“A list of 800 phone numbers and three booklets didn’t help me in the least. I needed someone to actually talk to me—to stay with me—to help me figure out what to do as everything was closing in around me.”
As any family caregiver knows, your commitment to your loved one is beyond question. Whether you’ve been providing care for a month, a year, or a decade, you’ve clearly dedicated yourself to ensuring that your loved one has the best care and quality of life possible for as long as possible.
There is a hidden cost to caregiving. It's not a financial expense, although you may be paying a pretty steep price. It's measured in emotional currency and there are no insurance policies to guarantee you protection. What is it? It's the price you pay when illness or disability deprives you of the intimacy you once enjoyed.
" Life feels so heavy. It's as if there is a gray cloud that hovers over everything I do."
" Decision making has become so frightening for me. I think I'm losing my mind."
"I wish I could sleep forever."
Have you ever wished you could just pick up the phone and call someone who would take stock of your situation, help you access services, coordinate your loved one’s care and more? You’re definitely not alone. There are people who provide these services and they are called case or care managers. Care managers are usually nurses or social workers, and although it is likely that you are neither, you can still learn to think like a care manager and make things somewhat easier for yourself and your care recipient.
On the simplest level speaking up is about raising the sound of our voice so others can better hear us. Speaking up helps solve our problems. It’s how we learn and bring about change. During the course of a typical day, we probably speak up quite a bit. When it comes to family caregiving, however, many of us tend to be very quiet. We don’t tell our children that we need help caring for their dad. We don’t tell our boss we would like to have a more flexible schedule. We don’t listen to our instincts when speaking to medical professionals and, as a result, don’t ask the right questions.
The slogan she saw on a man's t-shirt at the mall stopped Brenda in her tracks. "It said 'Normal Is Dull,'" recalls the 55-year-old caregiver whose mother has Alzheimer's disease. "I just stood there thinking, 'You should spend a few days with us, mister. You sure wouldn’t have to worry about normal being dull anymore!"'
Our neighbor Allen, who lives directly across the street, is tall, well over six feet. He carries his height on a solid frame. I see him out jogging from time to time and working in the yard.
In caregiving circles we hear a lot about the word "support". Family caregivers regularly seek supportive relationships with other caregivers, knowing they can provide the emotional sustenance needed during difficult times.
What support doesn't do however, is change the circumstances under which you are living.
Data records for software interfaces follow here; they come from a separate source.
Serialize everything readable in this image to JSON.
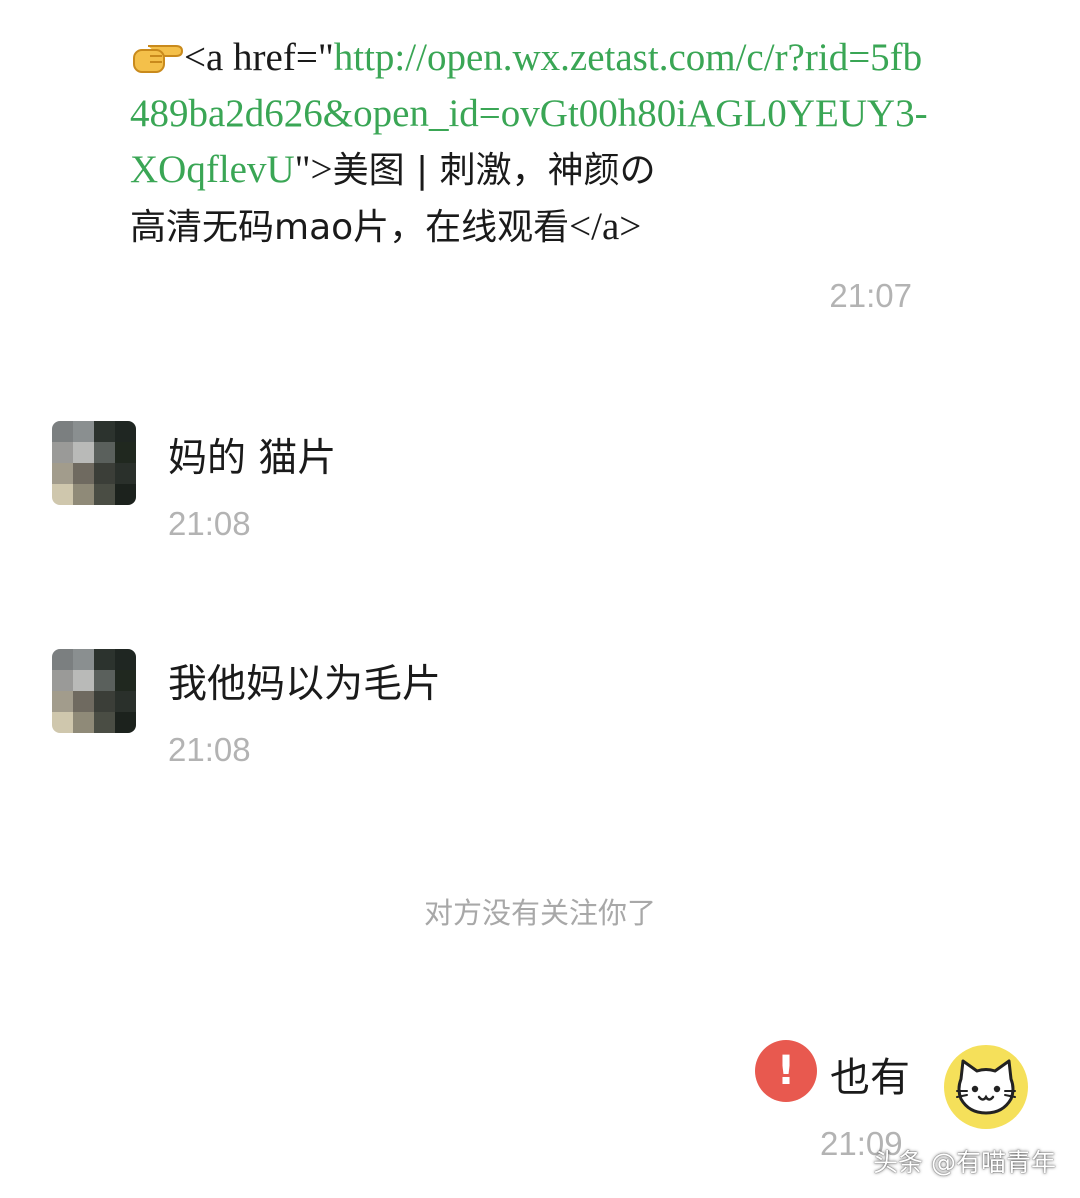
{
  "messages": [
    {
      "sender": "other",
      "parts": {
        "pre": "<a href=\"",
        "url": "http://open.wx.zetast.com/c/r?rid=5fb489ba2d626&open_id=ovGt00h80iAGL0YEUY3-XOqflevU",
        "mid": "\">",
        "title_a": "美图 | 刺激，神颜の",
        "title_b": "高清无码mao片，在线观看",
        "post": "</a>"
      },
      "time": "21:07"
    },
    {
      "sender": "other",
      "text": "妈的 猫片",
      "time": "21:08"
    },
    {
      "sender": "other",
      "text": "我他妈以为毛片",
      "time": "21:08"
    }
  ],
  "system_note": "对方没有关注你了",
  "my_message": {
    "text": "也有",
    "status_icon": "!",
    "status": "send-failed",
    "time": "21:09"
  },
  "watermark": "头条 @有喵青年",
  "colors": {
    "link": "#3aa655",
    "error": "#e8594f",
    "avatar_yellow": "#f5e05a",
    "time_gray": "#b3b3b3"
  }
}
It doesn't relieve you of some of your responsibilities. It doesn't minimize the job at hand. That's the work of a different word - and that word is HELP.